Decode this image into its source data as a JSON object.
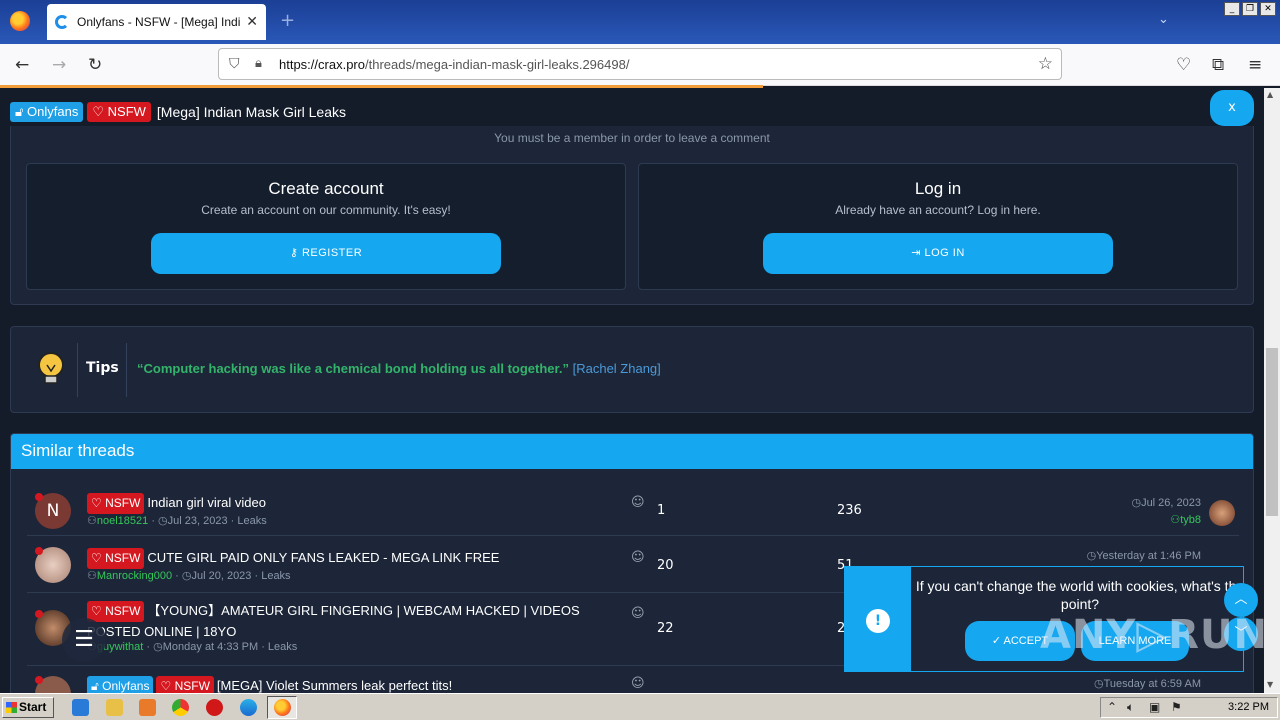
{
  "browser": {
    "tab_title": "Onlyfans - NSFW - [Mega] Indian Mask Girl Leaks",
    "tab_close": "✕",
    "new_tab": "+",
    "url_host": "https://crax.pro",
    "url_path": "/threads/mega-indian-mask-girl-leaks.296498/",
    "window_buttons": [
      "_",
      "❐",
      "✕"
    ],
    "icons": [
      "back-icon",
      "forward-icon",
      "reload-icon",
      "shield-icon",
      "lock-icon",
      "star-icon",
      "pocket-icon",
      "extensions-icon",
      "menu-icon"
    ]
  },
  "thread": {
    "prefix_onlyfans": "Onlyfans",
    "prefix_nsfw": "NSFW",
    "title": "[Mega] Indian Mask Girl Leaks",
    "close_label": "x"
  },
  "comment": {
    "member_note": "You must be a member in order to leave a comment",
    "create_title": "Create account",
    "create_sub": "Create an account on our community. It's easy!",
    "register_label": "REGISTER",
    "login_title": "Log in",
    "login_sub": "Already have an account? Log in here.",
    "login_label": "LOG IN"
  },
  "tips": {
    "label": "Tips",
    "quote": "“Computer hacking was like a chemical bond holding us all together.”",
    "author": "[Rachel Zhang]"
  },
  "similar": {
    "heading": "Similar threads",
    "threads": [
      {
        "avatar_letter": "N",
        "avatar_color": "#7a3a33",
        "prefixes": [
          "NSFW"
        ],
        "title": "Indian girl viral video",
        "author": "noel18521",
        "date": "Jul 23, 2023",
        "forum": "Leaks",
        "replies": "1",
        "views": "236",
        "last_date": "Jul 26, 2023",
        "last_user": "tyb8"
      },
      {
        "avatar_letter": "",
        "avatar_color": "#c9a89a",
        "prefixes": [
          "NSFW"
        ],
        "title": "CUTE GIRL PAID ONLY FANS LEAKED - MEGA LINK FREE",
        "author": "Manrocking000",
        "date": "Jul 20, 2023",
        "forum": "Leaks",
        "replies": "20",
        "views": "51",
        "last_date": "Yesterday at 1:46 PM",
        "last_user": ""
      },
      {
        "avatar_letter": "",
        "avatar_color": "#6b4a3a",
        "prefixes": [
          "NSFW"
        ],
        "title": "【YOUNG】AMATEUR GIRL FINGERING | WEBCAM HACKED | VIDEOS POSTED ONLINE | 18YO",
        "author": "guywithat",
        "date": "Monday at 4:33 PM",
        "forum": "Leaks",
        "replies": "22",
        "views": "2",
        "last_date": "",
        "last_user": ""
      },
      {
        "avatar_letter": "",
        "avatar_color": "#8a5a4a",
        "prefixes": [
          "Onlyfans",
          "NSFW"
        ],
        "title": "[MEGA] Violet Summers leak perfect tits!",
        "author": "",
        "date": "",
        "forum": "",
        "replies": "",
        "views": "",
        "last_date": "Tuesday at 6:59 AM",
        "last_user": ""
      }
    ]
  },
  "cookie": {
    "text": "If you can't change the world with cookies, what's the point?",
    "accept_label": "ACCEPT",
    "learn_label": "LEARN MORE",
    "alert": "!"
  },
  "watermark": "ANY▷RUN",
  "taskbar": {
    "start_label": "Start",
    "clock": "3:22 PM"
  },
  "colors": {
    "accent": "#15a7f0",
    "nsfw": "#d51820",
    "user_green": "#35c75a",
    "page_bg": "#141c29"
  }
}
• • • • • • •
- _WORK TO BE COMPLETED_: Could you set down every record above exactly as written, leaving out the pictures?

- _RESULT OF THIS TASK_:
Decode this image into its source data as a JSON object.
{
  "browser": {
    "tab_title": "Onlyfans - NSFW - [Mega] Indian Mask Girl Leaks",
    "tab_close": "✕",
    "new_tab": "+",
    "url_host": "https://crax.pro",
    "url_path": "/threads/mega-indian-mask-girl-leaks.296498/",
    "window_buttons": [
      "_",
      "❐",
      "✕"
    ],
    "icons": [
      "back-icon",
      "forward-icon",
      "reload-icon",
      "shield-icon",
      "lock-icon",
      "star-icon",
      "pocket-icon",
      "extensions-icon",
      "menu-icon"
    ]
  },
  "thread": {
    "prefix_onlyfans": "Onlyfans",
    "prefix_nsfw": "NSFW",
    "title": "[Mega] Indian Mask Girl Leaks",
    "close_label": "x"
  },
  "comment": {
    "member_note": "You must be a member in order to leave a comment",
    "create_title": "Create account",
    "create_sub": "Create an account on our community. It's easy!",
    "register_label": "REGISTER",
    "login_title": "Log in",
    "login_sub": "Already have an account? Log in here.",
    "login_label": "LOG IN"
  },
  "tips": {
    "label": "Tips",
    "quote": "“Computer hacking was like a chemical bond holding us all together.”",
    "author": "[Rachel Zhang]"
  },
  "similar": {
    "heading": "Similar threads",
    "threads": [
      {
        "avatar_letter": "N",
        "avatar_color": "#7a3a33",
        "prefixes": [
          "NSFW"
        ],
        "title": "Indian girl viral video",
        "author": "noel18521",
        "date": "Jul 23, 2023",
        "forum": "Leaks",
        "replies": "1",
        "views": "236",
        "last_date": "Jul 26, 2023",
        "last_user": "tyb8"
      },
      {
        "avatar_letter": "",
        "avatar_color": "#c9a89a",
        "prefixes": [
          "NSFW"
        ],
        "title": "CUTE GIRL PAID ONLY FANS LEAKED - MEGA LINK FREE",
        "author": "Manrocking000",
        "date": "Jul 20, 2023",
        "forum": "Leaks",
        "replies": "20",
        "views": "51",
        "last_date": "Yesterday at 1:46 PM",
        "last_user": ""
      },
      {
        "avatar_letter": "",
        "avatar_color": "#6b4a3a",
        "prefixes": [
          "NSFW"
        ],
        "title": "【YOUNG】AMATEUR GIRL FINGERING | WEBCAM HACKED | VIDEOS POSTED ONLINE | 18YO",
        "author": "guywithat",
        "date": "Monday at 4:33 PM",
        "forum": "Leaks",
        "replies": "22",
        "views": "2",
        "last_date": "",
        "last_user": ""
      },
      {
        "avatar_letter": "",
        "avatar_color": "#8a5a4a",
        "prefixes": [
          "Onlyfans",
          "NSFW"
        ],
        "title": "[MEGA] Violet Summers leak perfect tits!",
        "author": "",
        "date": "",
        "forum": "",
        "replies": "",
        "views": "",
        "last_date": "Tuesday at 6:59 AM",
        "last_user": ""
      }
    ]
  },
  "cookie": {
    "text": "If you can't change the world with cookies, what's the point?",
    "accept_label": "ACCEPT",
    "learn_label": "LEARN MORE",
    "alert": "!"
  },
  "watermark": "ANY▷RUN",
  "taskbar": {
    "start_label": "Start",
    "clock": "3:22 PM"
  },
  "colors": {
    "accent": "#15a7f0",
    "nsfw": "#d51820",
    "user_green": "#35c75a",
    "page_bg": "#141c29"
  }
}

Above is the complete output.